Find the word "fold" in the data, then copy each line where it is found.

━━ Data ━━

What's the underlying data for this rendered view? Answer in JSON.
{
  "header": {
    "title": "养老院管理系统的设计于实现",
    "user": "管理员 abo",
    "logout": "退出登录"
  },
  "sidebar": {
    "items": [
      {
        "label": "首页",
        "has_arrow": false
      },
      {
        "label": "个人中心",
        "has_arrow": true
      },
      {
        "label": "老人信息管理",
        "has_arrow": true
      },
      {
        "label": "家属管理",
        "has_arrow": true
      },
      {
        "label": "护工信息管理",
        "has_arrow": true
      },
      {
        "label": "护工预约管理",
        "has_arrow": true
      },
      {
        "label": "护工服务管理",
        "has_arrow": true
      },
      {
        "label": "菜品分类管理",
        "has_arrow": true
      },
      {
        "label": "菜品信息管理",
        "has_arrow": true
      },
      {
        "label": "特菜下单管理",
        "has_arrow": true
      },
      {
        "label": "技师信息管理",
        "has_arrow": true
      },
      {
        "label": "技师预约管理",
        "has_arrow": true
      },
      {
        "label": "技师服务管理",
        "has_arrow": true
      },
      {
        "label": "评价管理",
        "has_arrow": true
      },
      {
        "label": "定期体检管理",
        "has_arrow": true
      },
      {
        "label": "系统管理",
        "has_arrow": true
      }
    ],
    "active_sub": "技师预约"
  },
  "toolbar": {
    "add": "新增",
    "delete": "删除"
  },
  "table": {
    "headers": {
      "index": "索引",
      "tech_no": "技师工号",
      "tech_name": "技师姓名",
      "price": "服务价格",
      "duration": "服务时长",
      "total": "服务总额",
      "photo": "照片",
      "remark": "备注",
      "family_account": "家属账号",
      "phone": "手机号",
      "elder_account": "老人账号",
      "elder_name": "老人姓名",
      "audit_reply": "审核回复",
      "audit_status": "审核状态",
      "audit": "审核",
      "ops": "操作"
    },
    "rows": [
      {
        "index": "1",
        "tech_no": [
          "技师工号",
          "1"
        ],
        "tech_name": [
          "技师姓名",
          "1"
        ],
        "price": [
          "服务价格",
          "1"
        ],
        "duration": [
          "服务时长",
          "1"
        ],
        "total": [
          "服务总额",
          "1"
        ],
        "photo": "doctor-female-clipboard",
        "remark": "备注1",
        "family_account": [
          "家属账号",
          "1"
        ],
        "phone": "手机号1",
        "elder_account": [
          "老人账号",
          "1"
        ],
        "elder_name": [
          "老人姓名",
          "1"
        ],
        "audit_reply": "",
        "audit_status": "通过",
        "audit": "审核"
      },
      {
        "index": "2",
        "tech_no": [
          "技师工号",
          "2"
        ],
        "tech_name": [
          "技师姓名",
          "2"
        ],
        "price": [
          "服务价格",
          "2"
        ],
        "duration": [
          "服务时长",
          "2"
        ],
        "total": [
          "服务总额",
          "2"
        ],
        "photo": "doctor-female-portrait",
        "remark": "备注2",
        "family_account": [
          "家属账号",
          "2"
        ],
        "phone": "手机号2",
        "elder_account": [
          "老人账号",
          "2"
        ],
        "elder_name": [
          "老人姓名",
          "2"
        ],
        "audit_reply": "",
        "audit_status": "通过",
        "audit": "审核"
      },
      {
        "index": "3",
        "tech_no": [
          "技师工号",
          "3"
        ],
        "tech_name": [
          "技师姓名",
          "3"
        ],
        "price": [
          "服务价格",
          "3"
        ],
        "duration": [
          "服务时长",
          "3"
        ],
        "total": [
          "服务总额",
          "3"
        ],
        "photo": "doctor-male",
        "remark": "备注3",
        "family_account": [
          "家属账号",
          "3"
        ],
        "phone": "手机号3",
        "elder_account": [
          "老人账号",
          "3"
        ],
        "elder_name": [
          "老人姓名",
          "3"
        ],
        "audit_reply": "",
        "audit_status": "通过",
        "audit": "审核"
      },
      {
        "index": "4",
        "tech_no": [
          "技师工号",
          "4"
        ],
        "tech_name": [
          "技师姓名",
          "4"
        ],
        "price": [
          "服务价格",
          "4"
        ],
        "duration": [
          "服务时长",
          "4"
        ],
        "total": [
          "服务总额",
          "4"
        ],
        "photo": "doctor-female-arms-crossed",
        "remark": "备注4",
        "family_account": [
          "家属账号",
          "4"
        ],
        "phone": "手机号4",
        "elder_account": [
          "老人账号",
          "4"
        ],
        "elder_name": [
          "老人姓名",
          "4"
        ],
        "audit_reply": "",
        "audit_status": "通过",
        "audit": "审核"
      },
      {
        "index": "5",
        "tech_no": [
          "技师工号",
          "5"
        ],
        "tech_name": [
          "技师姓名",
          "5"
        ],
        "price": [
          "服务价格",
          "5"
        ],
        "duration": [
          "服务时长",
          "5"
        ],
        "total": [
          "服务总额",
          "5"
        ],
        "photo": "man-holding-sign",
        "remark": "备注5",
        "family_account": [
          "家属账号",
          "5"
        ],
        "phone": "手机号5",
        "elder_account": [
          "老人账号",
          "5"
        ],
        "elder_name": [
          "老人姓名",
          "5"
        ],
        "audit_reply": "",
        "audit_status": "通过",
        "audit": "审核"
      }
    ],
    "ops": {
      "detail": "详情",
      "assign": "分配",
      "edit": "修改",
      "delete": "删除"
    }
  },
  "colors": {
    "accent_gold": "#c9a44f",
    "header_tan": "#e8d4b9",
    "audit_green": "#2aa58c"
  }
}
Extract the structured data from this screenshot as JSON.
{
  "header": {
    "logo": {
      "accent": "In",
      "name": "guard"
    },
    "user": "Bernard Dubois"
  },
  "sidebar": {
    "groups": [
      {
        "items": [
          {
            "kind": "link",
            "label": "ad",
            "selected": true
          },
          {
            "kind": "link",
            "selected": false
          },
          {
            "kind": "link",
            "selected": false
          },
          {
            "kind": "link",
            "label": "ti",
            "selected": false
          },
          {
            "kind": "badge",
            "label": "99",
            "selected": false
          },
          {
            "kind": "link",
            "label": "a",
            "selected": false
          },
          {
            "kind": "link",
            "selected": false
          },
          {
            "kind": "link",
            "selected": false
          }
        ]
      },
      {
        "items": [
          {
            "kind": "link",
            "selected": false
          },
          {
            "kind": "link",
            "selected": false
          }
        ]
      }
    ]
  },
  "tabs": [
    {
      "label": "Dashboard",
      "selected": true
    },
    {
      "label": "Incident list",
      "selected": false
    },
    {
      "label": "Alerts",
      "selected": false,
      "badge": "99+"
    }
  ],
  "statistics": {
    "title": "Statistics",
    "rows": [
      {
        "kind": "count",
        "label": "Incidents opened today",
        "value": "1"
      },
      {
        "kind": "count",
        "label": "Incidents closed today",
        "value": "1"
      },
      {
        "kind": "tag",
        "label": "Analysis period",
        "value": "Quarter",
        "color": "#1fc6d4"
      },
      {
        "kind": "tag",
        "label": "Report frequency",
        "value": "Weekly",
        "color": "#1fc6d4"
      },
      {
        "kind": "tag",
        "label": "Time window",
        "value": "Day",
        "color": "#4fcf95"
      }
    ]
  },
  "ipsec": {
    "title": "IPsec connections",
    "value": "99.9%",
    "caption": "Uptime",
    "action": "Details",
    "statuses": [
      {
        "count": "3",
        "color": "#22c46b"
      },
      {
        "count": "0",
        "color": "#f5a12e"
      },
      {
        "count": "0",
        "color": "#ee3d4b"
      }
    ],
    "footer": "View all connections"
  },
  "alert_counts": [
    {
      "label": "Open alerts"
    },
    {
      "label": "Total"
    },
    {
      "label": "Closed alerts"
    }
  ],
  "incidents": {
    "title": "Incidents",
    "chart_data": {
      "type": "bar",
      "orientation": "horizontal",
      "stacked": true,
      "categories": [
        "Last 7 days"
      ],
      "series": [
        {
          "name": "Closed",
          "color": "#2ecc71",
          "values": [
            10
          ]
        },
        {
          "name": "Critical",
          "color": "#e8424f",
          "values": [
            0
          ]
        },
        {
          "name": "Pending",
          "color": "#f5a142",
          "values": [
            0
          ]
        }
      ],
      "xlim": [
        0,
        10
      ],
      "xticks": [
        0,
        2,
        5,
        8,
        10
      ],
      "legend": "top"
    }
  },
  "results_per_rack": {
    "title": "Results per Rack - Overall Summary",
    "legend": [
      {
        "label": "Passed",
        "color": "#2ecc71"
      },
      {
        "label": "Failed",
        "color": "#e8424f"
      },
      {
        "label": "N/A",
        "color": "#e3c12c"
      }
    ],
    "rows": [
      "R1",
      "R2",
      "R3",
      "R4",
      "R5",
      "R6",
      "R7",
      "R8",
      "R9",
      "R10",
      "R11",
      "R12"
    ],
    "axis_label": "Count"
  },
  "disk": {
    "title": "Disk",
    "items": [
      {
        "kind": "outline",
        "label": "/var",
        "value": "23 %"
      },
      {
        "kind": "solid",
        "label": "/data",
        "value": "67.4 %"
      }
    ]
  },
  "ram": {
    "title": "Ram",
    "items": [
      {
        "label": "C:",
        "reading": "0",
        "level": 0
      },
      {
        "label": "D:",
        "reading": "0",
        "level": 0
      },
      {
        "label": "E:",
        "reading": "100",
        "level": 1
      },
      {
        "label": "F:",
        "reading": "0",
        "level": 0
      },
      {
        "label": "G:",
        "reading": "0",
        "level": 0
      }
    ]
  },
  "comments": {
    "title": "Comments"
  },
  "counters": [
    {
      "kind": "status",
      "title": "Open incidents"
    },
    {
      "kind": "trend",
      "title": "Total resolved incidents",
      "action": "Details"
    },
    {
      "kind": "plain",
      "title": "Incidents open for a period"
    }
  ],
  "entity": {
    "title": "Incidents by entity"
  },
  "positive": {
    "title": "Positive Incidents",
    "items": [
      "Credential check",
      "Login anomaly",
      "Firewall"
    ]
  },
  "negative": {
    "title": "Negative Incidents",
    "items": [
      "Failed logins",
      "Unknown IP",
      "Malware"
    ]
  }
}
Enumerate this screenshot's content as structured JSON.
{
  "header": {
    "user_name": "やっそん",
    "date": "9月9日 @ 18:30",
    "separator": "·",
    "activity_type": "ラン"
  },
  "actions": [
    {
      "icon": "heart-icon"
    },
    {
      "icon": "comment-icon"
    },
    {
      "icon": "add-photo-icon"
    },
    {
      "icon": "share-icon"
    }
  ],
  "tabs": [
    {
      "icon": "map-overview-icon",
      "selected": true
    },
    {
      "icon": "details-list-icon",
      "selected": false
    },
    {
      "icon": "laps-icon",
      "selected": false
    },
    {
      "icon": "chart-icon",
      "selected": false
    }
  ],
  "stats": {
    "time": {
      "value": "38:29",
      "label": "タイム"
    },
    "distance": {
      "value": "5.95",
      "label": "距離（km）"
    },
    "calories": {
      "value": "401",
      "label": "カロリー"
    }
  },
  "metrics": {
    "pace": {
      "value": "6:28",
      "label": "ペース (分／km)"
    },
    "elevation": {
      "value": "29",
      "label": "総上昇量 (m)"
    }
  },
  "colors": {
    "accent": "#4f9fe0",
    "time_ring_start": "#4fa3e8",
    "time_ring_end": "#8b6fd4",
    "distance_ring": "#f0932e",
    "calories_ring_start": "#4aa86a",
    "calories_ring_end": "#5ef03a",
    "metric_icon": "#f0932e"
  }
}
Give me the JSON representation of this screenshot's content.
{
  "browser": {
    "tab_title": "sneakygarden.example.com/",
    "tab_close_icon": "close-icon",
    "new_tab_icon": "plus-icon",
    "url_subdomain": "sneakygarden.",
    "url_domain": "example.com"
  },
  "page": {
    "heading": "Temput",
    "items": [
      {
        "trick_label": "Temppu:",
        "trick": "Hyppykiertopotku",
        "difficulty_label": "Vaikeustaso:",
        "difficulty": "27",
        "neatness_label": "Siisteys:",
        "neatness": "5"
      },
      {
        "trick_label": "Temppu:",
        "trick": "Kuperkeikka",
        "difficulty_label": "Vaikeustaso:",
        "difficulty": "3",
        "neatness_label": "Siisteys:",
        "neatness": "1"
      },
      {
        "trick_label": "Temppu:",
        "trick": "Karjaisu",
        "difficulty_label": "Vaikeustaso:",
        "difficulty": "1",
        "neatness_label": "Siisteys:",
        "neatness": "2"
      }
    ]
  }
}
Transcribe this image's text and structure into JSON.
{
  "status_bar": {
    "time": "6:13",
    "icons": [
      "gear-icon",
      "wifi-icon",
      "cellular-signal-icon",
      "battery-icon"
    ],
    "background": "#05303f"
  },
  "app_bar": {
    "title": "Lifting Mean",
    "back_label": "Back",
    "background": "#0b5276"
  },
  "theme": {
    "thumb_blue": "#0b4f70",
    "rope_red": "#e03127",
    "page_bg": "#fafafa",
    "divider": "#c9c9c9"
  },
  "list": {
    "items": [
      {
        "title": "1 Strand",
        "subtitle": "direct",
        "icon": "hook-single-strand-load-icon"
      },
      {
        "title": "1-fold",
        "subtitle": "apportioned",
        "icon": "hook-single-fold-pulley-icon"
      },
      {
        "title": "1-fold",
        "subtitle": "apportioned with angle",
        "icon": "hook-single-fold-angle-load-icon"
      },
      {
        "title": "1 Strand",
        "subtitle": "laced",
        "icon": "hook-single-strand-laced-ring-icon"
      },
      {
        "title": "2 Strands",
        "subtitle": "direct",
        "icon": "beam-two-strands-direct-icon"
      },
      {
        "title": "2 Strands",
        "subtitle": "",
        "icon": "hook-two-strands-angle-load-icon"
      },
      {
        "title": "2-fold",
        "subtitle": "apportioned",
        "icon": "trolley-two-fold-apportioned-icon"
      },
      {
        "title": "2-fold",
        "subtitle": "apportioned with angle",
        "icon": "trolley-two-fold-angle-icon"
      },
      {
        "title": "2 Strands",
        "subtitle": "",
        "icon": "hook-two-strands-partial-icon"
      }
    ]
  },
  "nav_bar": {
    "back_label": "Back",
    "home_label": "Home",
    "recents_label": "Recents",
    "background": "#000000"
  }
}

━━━

Expected answer
        "title": "1-fold",
        "icon": "hook-single-fold-pulley-icon"
        "title": "1-fold",
        "icon": "hook-single-fold-angle-load-icon"
        "title": "2-fold",
        "icon": "trolley-two-fold-apportioned-icon"
        "title": "2-fold",
        "icon": "trolley-two-fold-angle-icon"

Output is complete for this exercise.